Can I Meet with a Patient After they are Discharged?

In short, no, it is not okay to meet with a patient after they are discharged. This would be considered a former client or patient. Both the Board of Behavioral Health & Therapy (BBHT) and the Board of Social Work (BoSW) have laws/rules regarding intimate relationships with former patients/clients. What starts as a cup of coffee often results in an intimate relationship. The BBHT  states that a licensee may not engage in any sexual behavior with a former patient for 2 years after the professional relationship has been terminated (even longer in certain circumstances). So, there remain exceptions even after 2 years. LADC Minn. Stat. 148F.165 Subd. 7; LPC/LPCC Minn. Administrative Rule 2150.7550. The BoSW also states that a sexual relationship with a former client to whom certain services were provided is not acceptable under any circumstance for 2 years.  Minn. Stat. 148E.220. This is an area where behavioral health professionals are frequently disciplined. Think through any decision to see a former client/patient outside of the clinical arena as it will likely be career-ending if you fail to abide by the law. Seek input from a trusted colleague or supervisor.

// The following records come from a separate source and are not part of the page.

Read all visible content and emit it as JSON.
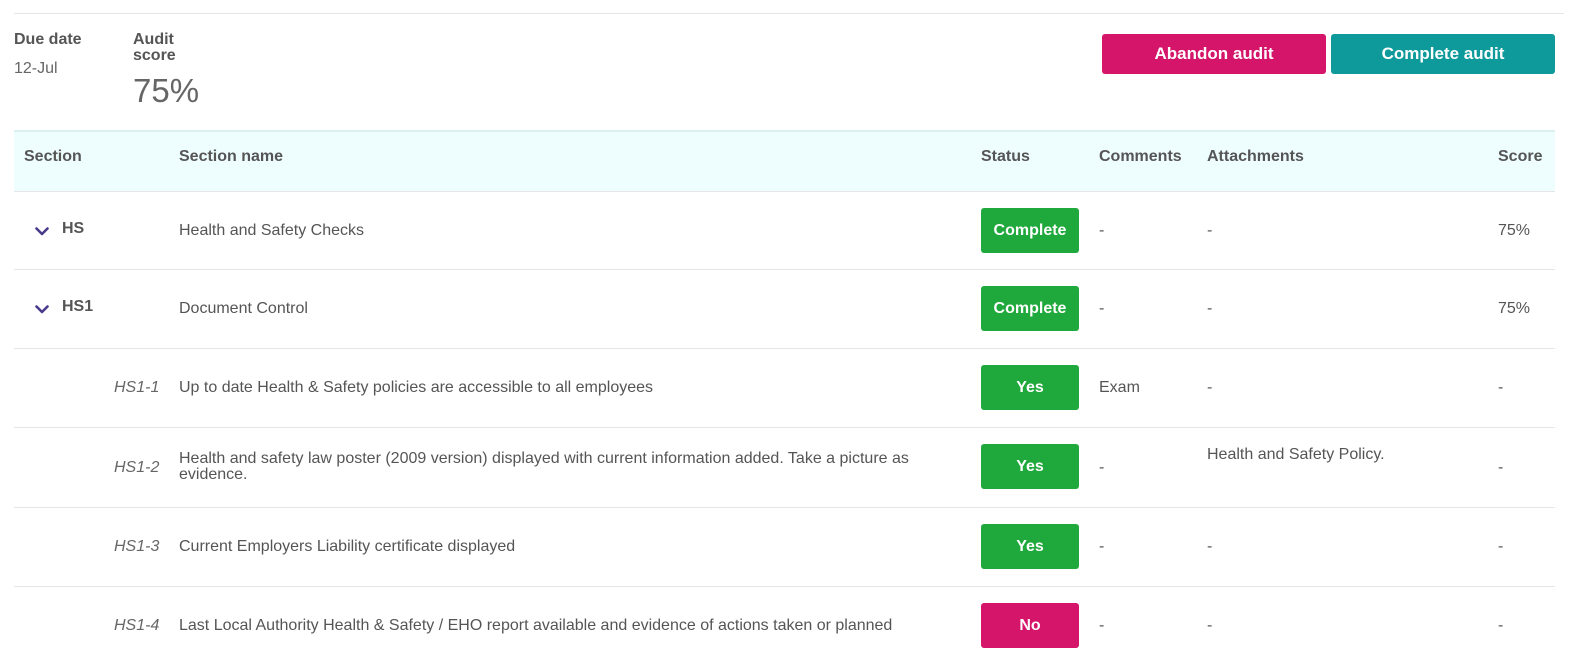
{
  "header": {
    "due_date_label": "Due date",
    "due_date_value": "12-Jul",
    "audit_score_label": "Audit score",
    "audit_score_value": "75%"
  },
  "actions": {
    "abandon_label": "Abandon audit",
    "complete_label": "Complete audit"
  },
  "colors": {
    "abandon": "#d4156a",
    "complete": "#0e9a9a",
    "status_green": "#1fa83b",
    "status_pink": "#d4156a",
    "chevron": "#4b3a8c",
    "header_bg": "#eefefe"
  },
  "table": {
    "columns": [
      "Section",
      "Section name",
      "Status",
      "Comments",
      "Attachments",
      "Score"
    ],
    "rows": [
      {
        "code": "HS",
        "name": "Health and Safety Checks",
        "status": "Complete",
        "comments": "-",
        "attachments": "-",
        "score": "75%"
      },
      {
        "code": "HS1",
        "name": "Document Control",
        "status": "Complete",
        "comments": "-",
        "attachments": "-",
        "score": "75%"
      },
      {
        "code": "HS1-1",
        "name": "Up to date Health & Safety policies are accessible to all employees",
        "status": "Yes",
        "comments": "Exam",
        "attachments": "-",
        "score": "-"
      },
      {
        "code": "HS1-2",
        "name": "Health and safety law poster (2009 version) displayed with current information added. Take a picture as evidence.",
        "status": "Yes",
        "comments": "-",
        "attachments": "Health and Safety Policy.",
        "score": "-"
      },
      {
        "code": "HS1-3",
        "name": "Current Employers Liability certificate displayed",
        "status": "Yes",
        "comments": "-",
        "attachments": "-",
        "score": "-"
      },
      {
        "code": "HS1-4",
        "name": "Last Local Authority Health & Safety / EHO report available and evidence of actions taken or planned",
        "status": "No",
        "comments": "-",
        "attachments": "-",
        "score": "-"
      }
    ]
  }
}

The Board of Nursing (BoN) does not have a statute (Law) defining a timeline for having an intimate relationship with a former patient. This is problematic as the disciplinary outcome of a relationship with a former patient depends on the members of the disciplinary panel and the report received, which will likely consist of hearsay. To be safe, contact your manager or supervisor to discuss the situation. While other states have a defined timeline for when a relationship becomes a disciplinary issue for a licensee, Minnesota does not. Things considered will be the vulnerability of the patient and your role in caring for the patient as the nurse, as well as how long it had been since you cared for the patient. If you find yourself in need of nursing license related counsel, contact Barb Forshier of Forshier Law today.